Those who give their life

To help the poor."

Former St. Paul Mayor George Latimer, 68, said he didn't know what he would tell Carol Hannum's third-graders. "I saw a globe, and it struck me that the first thing to tell the kids was where my ancestors came from because it was such a faraway part of the world," he said.

From Latimer's stories about his Lebanese mother and his English father, students took a lesson about working to fulfill a dream.

"He gave advice to stay in school and be respectful so people will treat you the way you want to be treated," said Kiara Foxen, 10. "He told us to never give up on dreaming of what you want to be, because he never did."

From the whole process, students said they learned the power of their own creativity. Many said it was easier and more fun to sing these songs than it was to sing other songwriters' music.

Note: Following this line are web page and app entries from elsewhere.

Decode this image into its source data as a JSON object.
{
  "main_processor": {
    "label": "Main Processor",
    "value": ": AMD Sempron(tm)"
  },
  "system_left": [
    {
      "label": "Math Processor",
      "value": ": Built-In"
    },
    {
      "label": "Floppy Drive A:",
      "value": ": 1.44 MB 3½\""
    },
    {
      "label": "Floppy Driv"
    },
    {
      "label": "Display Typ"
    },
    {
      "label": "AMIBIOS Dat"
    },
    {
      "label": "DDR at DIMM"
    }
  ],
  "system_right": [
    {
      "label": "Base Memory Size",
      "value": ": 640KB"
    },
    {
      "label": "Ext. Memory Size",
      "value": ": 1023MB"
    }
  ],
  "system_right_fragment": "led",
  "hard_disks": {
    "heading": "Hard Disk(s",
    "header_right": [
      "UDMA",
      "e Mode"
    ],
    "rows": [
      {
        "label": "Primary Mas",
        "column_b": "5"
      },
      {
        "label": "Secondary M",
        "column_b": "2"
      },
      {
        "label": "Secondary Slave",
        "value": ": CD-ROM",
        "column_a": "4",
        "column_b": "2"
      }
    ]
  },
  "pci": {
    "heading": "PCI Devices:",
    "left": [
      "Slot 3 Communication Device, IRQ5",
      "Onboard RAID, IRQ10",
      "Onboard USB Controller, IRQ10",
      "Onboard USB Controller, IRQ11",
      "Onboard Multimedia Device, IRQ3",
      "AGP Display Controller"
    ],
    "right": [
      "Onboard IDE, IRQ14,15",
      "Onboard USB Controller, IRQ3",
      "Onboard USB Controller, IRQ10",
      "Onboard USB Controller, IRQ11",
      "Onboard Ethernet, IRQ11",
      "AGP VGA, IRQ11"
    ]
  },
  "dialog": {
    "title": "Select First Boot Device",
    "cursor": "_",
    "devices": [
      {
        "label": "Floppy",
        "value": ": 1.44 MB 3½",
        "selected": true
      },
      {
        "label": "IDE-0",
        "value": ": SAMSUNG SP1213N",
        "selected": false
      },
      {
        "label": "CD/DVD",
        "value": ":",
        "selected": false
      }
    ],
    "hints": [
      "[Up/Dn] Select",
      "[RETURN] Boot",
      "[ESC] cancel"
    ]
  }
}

"It was fun because I liked doing the motions and making up the words," said Grace Hersey, 9. "It was fun looking at the script and picking out the words to put in the song."

And the fun fits in well with the school's mission.

"We're part of a story that began before any of us was alive, and we expect that will continue," said principal Howard Wilson. "So, when we celebrate the story of Longfellow, it's important to honor those who have gone before."

Maria Elena Baca is at mbaca@startribune.com.